WHAT TO PRODUCE:
Go through the data line by line. Copy each one holding the string "Spectrum".

DATA SHOWN:
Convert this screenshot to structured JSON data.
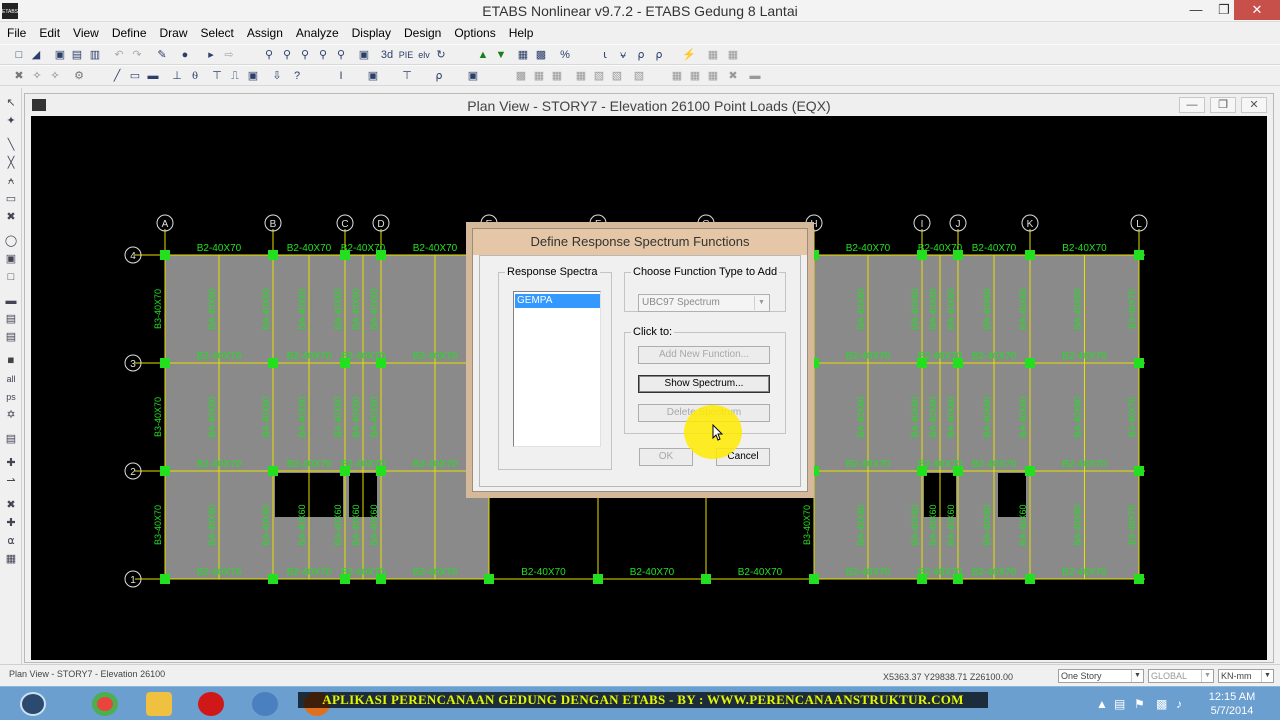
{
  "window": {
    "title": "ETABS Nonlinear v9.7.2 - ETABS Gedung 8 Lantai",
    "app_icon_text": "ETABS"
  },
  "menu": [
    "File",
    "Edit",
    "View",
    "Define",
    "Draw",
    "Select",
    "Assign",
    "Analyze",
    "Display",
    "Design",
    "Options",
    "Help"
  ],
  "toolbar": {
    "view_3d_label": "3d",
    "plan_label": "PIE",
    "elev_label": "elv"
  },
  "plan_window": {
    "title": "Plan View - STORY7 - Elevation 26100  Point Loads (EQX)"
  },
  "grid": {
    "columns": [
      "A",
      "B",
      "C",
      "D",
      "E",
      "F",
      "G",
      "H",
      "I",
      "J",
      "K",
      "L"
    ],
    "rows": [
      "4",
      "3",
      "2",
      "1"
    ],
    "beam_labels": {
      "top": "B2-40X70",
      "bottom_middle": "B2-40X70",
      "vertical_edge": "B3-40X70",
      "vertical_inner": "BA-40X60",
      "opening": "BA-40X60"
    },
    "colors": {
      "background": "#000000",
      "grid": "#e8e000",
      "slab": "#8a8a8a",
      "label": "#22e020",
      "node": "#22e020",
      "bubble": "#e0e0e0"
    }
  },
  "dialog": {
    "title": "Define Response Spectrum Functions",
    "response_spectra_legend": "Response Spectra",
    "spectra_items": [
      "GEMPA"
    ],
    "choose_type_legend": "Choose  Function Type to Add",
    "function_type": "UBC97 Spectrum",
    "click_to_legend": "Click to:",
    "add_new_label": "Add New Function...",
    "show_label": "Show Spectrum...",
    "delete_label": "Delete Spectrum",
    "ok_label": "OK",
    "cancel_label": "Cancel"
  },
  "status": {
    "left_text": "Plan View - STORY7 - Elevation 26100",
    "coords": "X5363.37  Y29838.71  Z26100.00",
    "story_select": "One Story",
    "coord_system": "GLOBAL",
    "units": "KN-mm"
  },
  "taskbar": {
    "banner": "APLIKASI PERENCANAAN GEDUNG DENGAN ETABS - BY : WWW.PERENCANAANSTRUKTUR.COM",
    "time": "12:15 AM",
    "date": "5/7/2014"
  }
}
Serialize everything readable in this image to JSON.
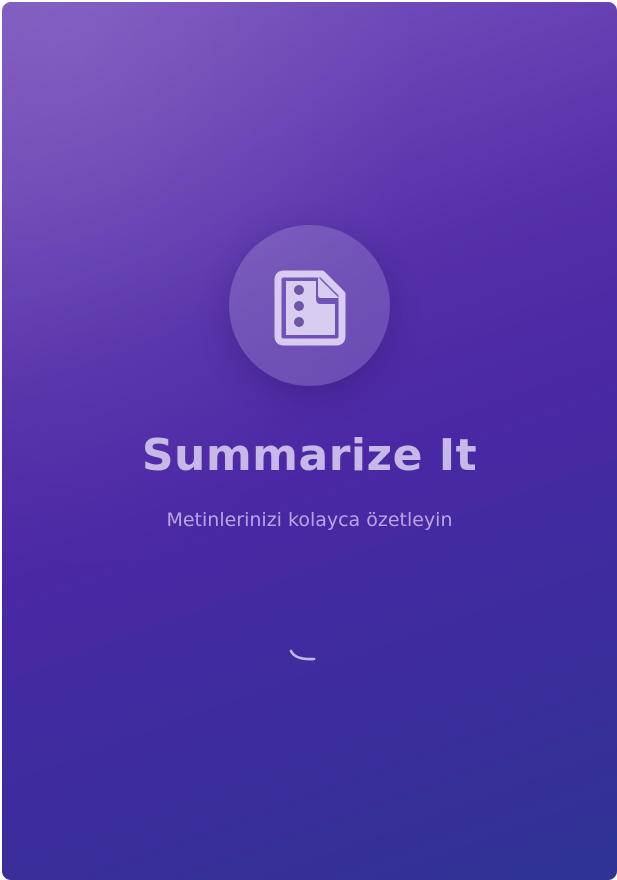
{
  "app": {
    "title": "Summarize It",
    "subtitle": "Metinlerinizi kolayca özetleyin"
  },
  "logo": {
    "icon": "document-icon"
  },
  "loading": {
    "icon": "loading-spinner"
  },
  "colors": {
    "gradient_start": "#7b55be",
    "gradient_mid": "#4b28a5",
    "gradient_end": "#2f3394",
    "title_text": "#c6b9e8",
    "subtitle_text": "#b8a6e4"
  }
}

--

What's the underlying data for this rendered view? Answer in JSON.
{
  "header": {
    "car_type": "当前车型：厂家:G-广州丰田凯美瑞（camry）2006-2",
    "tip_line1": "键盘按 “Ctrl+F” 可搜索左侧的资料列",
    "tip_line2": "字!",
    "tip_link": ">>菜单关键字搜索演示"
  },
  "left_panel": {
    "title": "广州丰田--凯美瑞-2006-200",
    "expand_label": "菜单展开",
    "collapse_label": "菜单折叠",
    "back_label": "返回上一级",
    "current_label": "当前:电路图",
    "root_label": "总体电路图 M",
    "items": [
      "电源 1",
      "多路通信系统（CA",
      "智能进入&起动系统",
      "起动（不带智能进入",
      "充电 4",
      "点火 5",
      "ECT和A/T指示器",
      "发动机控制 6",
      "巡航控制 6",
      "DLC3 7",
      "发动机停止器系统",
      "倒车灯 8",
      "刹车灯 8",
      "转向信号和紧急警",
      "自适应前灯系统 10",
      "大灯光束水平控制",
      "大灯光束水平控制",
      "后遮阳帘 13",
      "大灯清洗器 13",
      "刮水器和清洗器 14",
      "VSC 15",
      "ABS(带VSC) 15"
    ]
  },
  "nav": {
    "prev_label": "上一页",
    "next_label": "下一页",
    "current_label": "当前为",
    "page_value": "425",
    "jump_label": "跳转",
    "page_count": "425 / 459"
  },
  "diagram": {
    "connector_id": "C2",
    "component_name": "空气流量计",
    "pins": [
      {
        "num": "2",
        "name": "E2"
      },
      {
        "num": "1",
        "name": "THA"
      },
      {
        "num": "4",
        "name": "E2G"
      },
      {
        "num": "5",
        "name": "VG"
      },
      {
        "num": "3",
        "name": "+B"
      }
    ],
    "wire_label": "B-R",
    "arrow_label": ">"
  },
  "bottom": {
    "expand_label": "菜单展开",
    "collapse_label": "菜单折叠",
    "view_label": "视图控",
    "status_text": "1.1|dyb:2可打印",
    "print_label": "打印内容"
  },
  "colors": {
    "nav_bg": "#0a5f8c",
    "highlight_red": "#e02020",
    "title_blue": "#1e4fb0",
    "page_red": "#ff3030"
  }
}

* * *

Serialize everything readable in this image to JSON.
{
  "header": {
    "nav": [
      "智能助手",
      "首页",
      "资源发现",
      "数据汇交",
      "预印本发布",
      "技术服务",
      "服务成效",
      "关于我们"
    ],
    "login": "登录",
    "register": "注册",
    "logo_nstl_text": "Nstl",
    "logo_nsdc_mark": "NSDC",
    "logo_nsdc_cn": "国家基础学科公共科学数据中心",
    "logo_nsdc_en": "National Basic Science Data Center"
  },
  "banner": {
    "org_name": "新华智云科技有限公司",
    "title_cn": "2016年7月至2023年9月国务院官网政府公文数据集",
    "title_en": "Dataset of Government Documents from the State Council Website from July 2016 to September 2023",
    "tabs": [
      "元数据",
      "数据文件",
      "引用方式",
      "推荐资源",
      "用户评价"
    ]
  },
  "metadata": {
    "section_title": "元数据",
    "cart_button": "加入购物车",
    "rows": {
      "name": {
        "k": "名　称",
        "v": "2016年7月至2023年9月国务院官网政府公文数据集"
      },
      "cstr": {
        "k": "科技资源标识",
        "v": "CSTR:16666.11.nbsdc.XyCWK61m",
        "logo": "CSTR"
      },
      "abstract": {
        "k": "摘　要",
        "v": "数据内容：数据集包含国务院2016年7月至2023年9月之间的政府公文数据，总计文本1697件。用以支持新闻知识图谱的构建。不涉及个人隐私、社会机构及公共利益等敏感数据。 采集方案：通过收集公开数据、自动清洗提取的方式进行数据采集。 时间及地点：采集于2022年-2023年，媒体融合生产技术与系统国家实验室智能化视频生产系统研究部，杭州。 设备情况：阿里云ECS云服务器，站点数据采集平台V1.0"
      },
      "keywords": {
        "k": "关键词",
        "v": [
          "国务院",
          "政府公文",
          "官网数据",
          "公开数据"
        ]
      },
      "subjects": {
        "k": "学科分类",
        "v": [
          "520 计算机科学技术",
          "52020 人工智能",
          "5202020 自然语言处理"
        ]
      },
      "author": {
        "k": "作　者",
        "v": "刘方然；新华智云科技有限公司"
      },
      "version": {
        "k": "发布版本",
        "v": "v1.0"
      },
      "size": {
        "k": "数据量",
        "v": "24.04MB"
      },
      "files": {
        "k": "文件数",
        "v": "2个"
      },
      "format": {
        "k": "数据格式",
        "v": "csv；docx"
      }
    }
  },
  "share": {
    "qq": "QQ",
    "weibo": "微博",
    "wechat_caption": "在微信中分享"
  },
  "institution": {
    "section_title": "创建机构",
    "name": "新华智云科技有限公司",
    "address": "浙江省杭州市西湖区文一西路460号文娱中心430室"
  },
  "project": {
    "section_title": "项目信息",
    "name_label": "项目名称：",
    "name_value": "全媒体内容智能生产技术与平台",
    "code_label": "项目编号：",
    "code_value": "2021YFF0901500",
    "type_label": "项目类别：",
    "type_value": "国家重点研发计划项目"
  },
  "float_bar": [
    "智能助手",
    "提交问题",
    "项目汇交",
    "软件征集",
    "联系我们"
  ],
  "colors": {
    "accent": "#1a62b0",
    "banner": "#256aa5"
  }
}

ANSWER SECTION:
    "title": "Define Response Spectrum Functions",
    "function_type": "UBC97 Spectrum",
    "show_label": "Show Spectrum...",
    "delete_label": "Delete Spectrum",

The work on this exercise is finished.